Every record here needs to be retyped exactly.

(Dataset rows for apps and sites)
◆ ◆ ◆ ◆

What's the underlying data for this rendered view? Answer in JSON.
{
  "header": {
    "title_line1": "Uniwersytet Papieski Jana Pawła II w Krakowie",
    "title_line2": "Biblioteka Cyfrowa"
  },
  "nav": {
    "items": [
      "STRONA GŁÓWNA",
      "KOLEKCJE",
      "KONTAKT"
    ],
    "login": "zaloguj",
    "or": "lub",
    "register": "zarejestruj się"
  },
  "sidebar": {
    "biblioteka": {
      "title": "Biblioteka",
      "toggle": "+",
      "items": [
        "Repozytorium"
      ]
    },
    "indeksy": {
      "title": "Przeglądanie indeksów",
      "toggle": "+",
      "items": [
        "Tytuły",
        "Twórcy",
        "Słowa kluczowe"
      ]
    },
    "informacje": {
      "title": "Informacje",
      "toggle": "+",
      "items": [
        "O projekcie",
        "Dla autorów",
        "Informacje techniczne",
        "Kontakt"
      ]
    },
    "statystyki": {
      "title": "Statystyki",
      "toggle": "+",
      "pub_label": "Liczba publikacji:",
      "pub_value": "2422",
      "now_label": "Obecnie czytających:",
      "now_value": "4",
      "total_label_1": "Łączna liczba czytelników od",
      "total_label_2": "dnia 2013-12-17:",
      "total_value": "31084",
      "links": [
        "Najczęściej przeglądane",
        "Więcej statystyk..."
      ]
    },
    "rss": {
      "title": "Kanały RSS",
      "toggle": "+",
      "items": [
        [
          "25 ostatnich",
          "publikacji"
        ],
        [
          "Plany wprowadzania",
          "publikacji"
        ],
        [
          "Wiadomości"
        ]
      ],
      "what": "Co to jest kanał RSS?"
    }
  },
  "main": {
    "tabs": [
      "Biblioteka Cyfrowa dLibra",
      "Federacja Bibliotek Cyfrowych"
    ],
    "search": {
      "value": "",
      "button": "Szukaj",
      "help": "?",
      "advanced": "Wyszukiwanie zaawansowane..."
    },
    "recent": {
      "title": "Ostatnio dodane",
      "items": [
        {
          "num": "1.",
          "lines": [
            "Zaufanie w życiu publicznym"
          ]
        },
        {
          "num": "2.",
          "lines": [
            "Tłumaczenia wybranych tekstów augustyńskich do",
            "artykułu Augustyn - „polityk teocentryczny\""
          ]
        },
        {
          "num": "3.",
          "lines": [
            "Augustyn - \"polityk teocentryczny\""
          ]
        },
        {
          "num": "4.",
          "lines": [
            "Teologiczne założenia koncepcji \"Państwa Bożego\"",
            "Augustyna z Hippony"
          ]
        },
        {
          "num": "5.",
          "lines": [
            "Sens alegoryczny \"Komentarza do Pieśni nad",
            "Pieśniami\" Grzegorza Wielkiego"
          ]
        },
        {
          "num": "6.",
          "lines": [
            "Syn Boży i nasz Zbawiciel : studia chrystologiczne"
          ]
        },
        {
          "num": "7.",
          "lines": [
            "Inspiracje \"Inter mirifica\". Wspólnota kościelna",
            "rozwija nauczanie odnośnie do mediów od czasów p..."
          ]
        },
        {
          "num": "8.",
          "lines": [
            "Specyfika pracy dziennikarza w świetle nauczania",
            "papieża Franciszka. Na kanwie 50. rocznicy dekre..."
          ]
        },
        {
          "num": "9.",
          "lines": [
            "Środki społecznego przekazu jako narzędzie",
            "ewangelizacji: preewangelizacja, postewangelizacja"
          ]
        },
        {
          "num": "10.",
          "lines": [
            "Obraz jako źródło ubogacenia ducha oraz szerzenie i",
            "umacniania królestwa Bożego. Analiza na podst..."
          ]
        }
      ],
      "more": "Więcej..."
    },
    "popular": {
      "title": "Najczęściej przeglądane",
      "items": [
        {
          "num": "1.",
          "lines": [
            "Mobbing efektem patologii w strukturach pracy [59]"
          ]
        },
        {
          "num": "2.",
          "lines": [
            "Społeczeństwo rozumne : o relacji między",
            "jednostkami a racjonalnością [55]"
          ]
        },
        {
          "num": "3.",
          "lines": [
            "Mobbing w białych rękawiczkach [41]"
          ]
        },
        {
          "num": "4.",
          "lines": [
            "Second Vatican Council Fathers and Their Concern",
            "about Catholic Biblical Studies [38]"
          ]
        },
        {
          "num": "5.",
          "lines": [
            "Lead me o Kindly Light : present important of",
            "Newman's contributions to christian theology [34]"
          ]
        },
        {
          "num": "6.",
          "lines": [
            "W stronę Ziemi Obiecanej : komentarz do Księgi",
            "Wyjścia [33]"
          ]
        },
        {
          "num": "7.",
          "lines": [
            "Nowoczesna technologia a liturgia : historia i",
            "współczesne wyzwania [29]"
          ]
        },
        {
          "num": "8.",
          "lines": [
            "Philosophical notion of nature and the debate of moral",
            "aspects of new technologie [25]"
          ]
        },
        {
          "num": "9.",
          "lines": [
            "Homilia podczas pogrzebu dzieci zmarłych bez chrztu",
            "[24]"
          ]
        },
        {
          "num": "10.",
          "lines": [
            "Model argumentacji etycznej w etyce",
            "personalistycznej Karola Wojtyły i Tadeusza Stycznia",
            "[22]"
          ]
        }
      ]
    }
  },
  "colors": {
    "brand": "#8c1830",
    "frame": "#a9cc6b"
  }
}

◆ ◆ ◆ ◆

Exercise result:
What's the underlying data for this rendered view? Answer in JSON.
{
  "header": {
    "title_line1": "Uniwersytet Papieski Jana Pawła II w Krakowie",
    "title_line2": "Biblioteka Cyfrowa"
  },
  "nav": {
    "items": [
      "STRONA GŁÓWNA",
      "KOLEKCJE",
      "KONTAKT"
    ],
    "login": "zaloguj",
    "or": "lub",
    "register": "zarejestruj się"
  },
  "sidebar": {
    "biblioteka": {
      "title": "Biblioteka",
      "toggle": "+",
      "items": [
        "Repozytorium"
      ]
    },
    "indeksy": {
      "title": "Przeglądanie indeksów",
      "toggle": "+",
      "items": [
        "Tytuły",
        "Twórcy",
        "Słowa kluczowe"
      ]
    },
    "informacje": {
      "title": "Informacje",
      "toggle": "+",
      "items": [
        "O projekcie",
        "Dla autorów",
        "Informacje techniczne",
        "Kontakt"
      ]
    },
    "statystyki": {
      "title": "Statystyki",
      "toggle": "+",
      "pub_label": "Liczba publikacji:",
      "pub_value": "2422",
      "now_label": "Obecnie czytających:",
      "now_value": "4",
      "total_label_1": "Łączna liczba czytelników od",
      "total_label_2": "dnia 2013-12-17:",
      "total_value": "31084",
      "links": [
        "Najczęściej przeglądane",
        "Więcej statystyk..."
      ]
    },
    "rss": {
      "title": "Kanały RSS",
      "toggle": "+",
      "items": [
        [
          "25 ostatnich",
          "publikacji"
        ],
        [
          "Plany wprowadzania",
          "publikacji"
        ],
        [
          "Wiadomości"
        ]
      ],
      "what": "Co to jest kanał RSS?"
    }
  },
  "main": {
    "tabs": [
      "Biblioteka Cyfrowa dLibra",
      "Federacja Bibliotek Cyfrowych"
    ],
    "search": {
      "value": "",
      "button": "Szukaj",
      "help": "?",
      "advanced": "Wyszukiwanie zaawansowane..."
    },
    "recent": {
      "title": "Ostatnio dodane",
      "items": [
        {
          "num": "1.",
          "lines": [
            "Zaufanie w życiu publicznym"
          ]
        },
        {
          "num": "2.",
          "lines": [
            "Tłumaczenia wybranych tekstów augustyńskich do",
            "artykułu Augustyn - „polityk teocentryczny\""
          ]
        },
        {
          "num": "3.",
          "lines": [
            "Augustyn - \"polityk teocentryczny\""
          ]
        },
        {
          "num": "4.",
          "lines": [
            "Teologiczne założenia koncepcji \"Państwa Bożego\"",
            "Augustyna z Hippony"
          ]
        },
        {
          "num": "5.",
          "lines": [
            "Sens alegoryczny \"Komentarza do Pieśni nad",
            "Pieśniami\" Grzegorza Wielkiego"
          ]
        },
        {
          "num": "6.",
          "lines": [
            "Syn Boży i nasz Zbawiciel : studia chrystologiczne"
          ]
        },
        {
          "num": "7.",
          "lines": [
            "Inspiracje \"Inter mirifica\". Wspólnota kościelna",
            "rozwija nauczanie odnośnie do mediów od czasów p..."
          ]
        },
        {
          "num": "8.",
          "lines": [
            "Specyfika pracy dziennikarza w świetle nauczania",
            "papieża Franciszka. Na kanwie 50. rocznicy dekre..."
          ]
        },
        {
          "num": "9.",
          "lines": [
            "Środki społecznego przekazu jako narzędzie",
            "ewangelizacji: preewangelizacja, postewangelizacja"
          ]
        },
        {
          "num": "10.",
          "lines": [
            "Obraz jako źródło ubogacenia ducha oraz szerzenie i",
            "umacniania królestwa Bożego. Analiza na podst..."
          ]
        }
      ],
      "more": "Więcej..."
    },
    "popular": {
      "title": "Najczęściej przeglądane",
      "items": [
        {
          "num": "1.",
          "lines": [
            "Mobbing efektem patologii w strukturach pracy [59]"
          ]
        },
        {
          "num": "2.",
          "lines": [
            "Społeczeństwo rozumne : o relacji między",
            "jednostkami a racjonalnością [55]"
          ]
        },
        {
          "num": "3.",
          "lines": [
            "Mobbing w białych rękawiczkach [41]"
          ]
        },
        {
          "num": "4.",
          "lines": [
            "Second Vatican Council Fathers and Their Concern",
            "about Catholic Biblical Studies [38]"
          ]
        },
        {
          "num": "5.",
          "lines": [
            "Lead me o Kindly Light : present important of",
            "Newman's contributions to christian theology [34]"
          ]
        },
        {
          "num": "6.",
          "lines": [
            "W stronę Ziemi Obiecanej : komentarz do Księgi",
            "Wyjścia [33]"
          ]
        },
        {
          "num": "7.",
          "lines": [
            "Nowoczesna technologia a liturgia : historia i",
            "współczesne wyzwania [29]"
          ]
        },
        {
          "num": "8.",
          "lines": [
            "Philosophical notion of nature and the debate of moral",
            "aspects of new technologie [25]"
          ]
        },
        {
          "num": "9.",
          "lines": [
            "Homilia podczas pogrzebu dzieci zmarłych bez chrztu",
            "[24]"
          ]
        },
        {
          "num": "10.",
          "lines": [
            "Model argumentacji etycznej w etyce",
            "personalistycznej Karola Wojtyły i Tadeusza Stycznia",
            "[22]"
          ]
        }
      ]
    }
  },
  "colors": {
    "brand": "#8c1830",
    "frame": "#a9cc6b"
  }
}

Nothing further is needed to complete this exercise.